That's what presidential candidates and voters alike have said they want this year — change in politics and change in the way that our federal government operates. Voters young and old went to the polls in record-shattering numbers for Tuesday's Texas primaries — a sure sign that they are fired up and ready to make change happen.

Here's a challenge for every one of them: If you really mean it, keep voting. Don't stop now.

To say you have done your part for change by voting in this election would be like Billy Ray Cyrus patting himself on the back for singing Achy Breaky Heart. One-hit wonders don't count (and Billy Ray has gone on to better things, thank goodness).

Stay involved in presidential politics and vote again in the Nov. 4 general election.

Just as important — and maybe with even more direct impact on your daily life, your home and your family — vote in the local city council and school board elections that will be held May 10 in many jurisdictions.

The Texas secretary of state's office reported Wednesday that more than 4.2 million people cast ballots in the Republican and Democratic primaries — a turnout of 33.2 percent of the state's registered voters. The previous record was set in the 1988 presidential primary: 2.7 million voters and a 22.7 percent turnout.

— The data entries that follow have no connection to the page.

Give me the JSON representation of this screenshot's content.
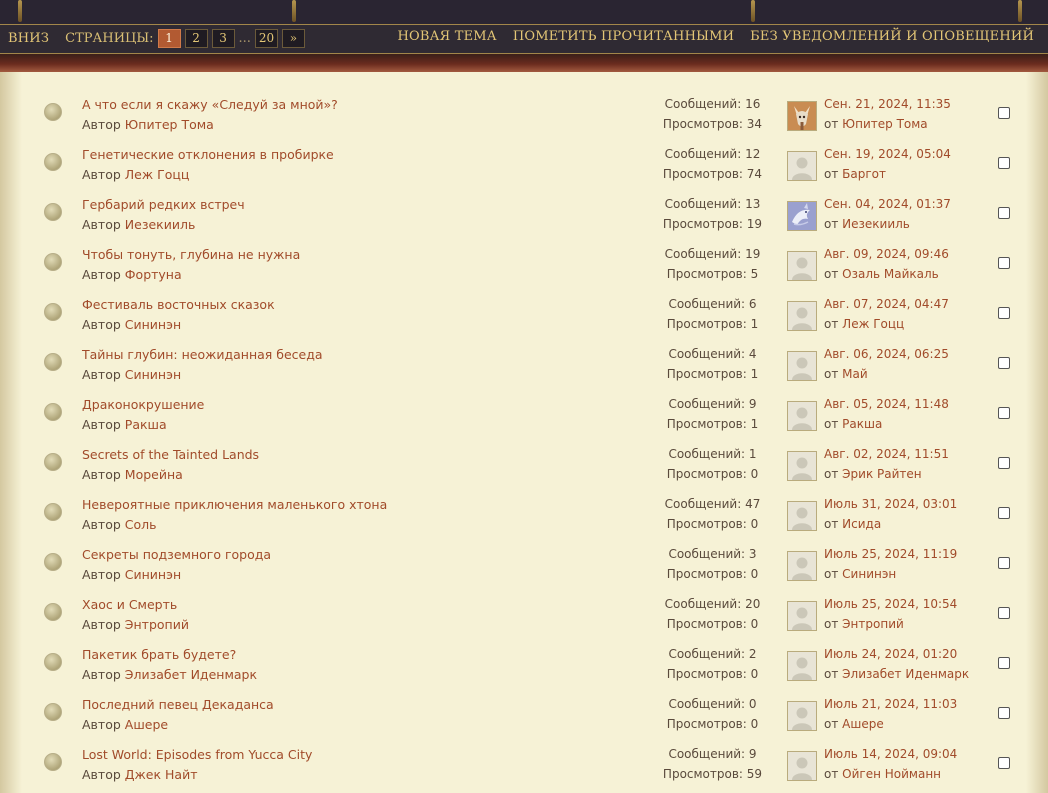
{
  "navbar": {
    "down_label": "ВНИЗ",
    "pages_label": "СТРАНИЦЫ:",
    "pages": [
      "1",
      "2",
      "3"
    ],
    "dots": "...",
    "last_page": "20",
    "next": "»",
    "new_topic": "НОВАЯ ТЕМА",
    "mark_read": "ПОМЕТИТЬ ПРОЧИТАННЫМИ",
    "no_notify": "БЕЗ УВЕДОМЛЕНИЙ И ОПОВЕЩЕНИЙ"
  },
  "labels": {
    "author_prefix": "Автор",
    "by_prefix": "от",
    "replies_prefix": "Сообщений: ",
    "views_prefix": "Просмотров: "
  },
  "topics": [
    {
      "title": "А что если я скажу «Следуй за мной»?",
      "author": "Юпитер Тома",
      "replies": "16",
      "views": "34",
      "last_date": "Сен. 21, 2024, 11:35",
      "last_by": "Юпитер Тома",
      "avatar": "fox-avatar"
    },
    {
      "title": "Генетические отклонения в пробирке",
      "author": "Леж Гоцц",
      "replies": "12",
      "views": "74",
      "last_date": "Сен. 19, 2024, 05:04",
      "last_by": "Баргот",
      "avatar": "default-avatar"
    },
    {
      "title": "Гербарий редких встреч",
      "author": "Иезекииль",
      "replies": "13",
      "views": "19",
      "last_date": "Сен. 04, 2024, 01:37",
      "last_by": "Иезекииль",
      "avatar": "dragon-avatar"
    },
    {
      "title": "Чтобы тонуть, глубина не нужна",
      "author": "Фортуна",
      "replies": "19",
      "views": "5",
      "last_date": "Авг. 09, 2024, 09:46",
      "last_by": "Озаль Майкаль",
      "avatar": "default-avatar"
    },
    {
      "title": "Фестиваль восточных сказок",
      "author": "Сининэн",
      "replies": "6",
      "views": "1",
      "last_date": "Авг. 07, 2024, 04:47",
      "last_by": "Леж Гоцц",
      "avatar": "default-avatar"
    },
    {
      "title": "Тайны глубин: неожиданная беседа",
      "author": "Сининэн",
      "replies": "4",
      "views": "1",
      "last_date": "Авг. 06, 2024, 06:25",
      "last_by": "Май",
      "avatar": "default-avatar"
    },
    {
      "title": "Драконокрушение",
      "author": "Ракша",
      "replies": "9",
      "views": "1",
      "last_date": "Авг. 05, 2024, 11:48",
      "last_by": "Ракша",
      "avatar": "default-avatar"
    },
    {
      "title": "Secrets of the Tainted Lands",
      "author": "Морейна",
      "replies": "1",
      "views": "0",
      "last_date": "Авг. 02, 2024, 11:51",
      "last_by": "Эрик Райтен",
      "avatar": "default-avatar"
    },
    {
      "title": "Невероятные приключения маленького хтона",
      "author": "Соль",
      "replies": "47",
      "views": "0",
      "last_date": "Июль 31, 2024, 03:01",
      "last_by": "Исида",
      "avatar": "default-avatar"
    },
    {
      "title": "Секреты подземного города",
      "author": "Сининэн",
      "replies": "3",
      "views": "0",
      "last_date": "Июль 25, 2024, 11:19",
      "last_by": "Сининэн",
      "avatar": "default-avatar"
    },
    {
      "title": "Хаос и Смерть",
      "author": "Энтропий",
      "replies": "20",
      "views": "0",
      "last_date": "Июль 25, 2024, 10:54",
      "last_by": "Энтропий",
      "avatar": "default-avatar"
    },
    {
      "title": "Пакетик брать будете?",
      "author": "Элизабет Иденмарк",
      "replies": "2",
      "views": "0",
      "last_date": "Июль 24, 2024, 01:20",
      "last_by": "Элизабет Иденмарк",
      "avatar": "default-avatar"
    },
    {
      "title": "Последний певец Декаданса",
      "author": "Ашере",
      "replies": "0",
      "views": "0",
      "last_date": "Июль 21, 2024, 11:03",
      "last_by": "Ашере",
      "avatar": "default-avatar"
    },
    {
      "title": "Lost World: Episodes from Yucca City",
      "author": "Джек Найт",
      "replies": "9",
      "views": "59",
      "last_date": "Июль 14, 2024, 09:04",
      "last_by": "Ойген Нойманн",
      "avatar": "default-avatar"
    }
  ]
}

In Tarrant County, the count was 301,957 voters in the two party primaries — a 33.6 percent turnout.

In contrast, city council and school board candidates typically struggle and beg to get people to the polls. Last year's election for Arlington mayor drew less than 7 percent of eligible voters; the hottest race on the council ballot drew less than 11 percent. It was the same story in Fort Worth. In Keller, the bitterly contested race for mayor saw an almost unheard-of 15.2 percent voter turnout — and on the same day, a turnout of less than 9 percent filled three seats on the Keller school board.

Please don't make this year's thrilling Texas presidential primary the Achy Breaky Heart of elections.

There are rock stars among the candidates for city council and school board. Once elected, they make momentous decisions and command huge forces of people who fight wars against ignorance, poverty, potholes, out-of-control taxes and, yes, people who would destroy our property and do us great harm. Among them are women and men who have devoted years of their lives to helping others —blacks and whites and people from various ethnic groups, even war heroes and people who can give inspiring speeches.

But you have to pay attention, and you have to vote for the ones you believe will do the best job. You might even have to become one of them yourself and run for office.

If the people who voted in Tuesday's election do that — if they care enough to continue in large numbers what they started in the presidential primaries — it can't help but bring real change.

If that many people participate, it will be change that we can believe in.


—Fort Worth Star-Telegram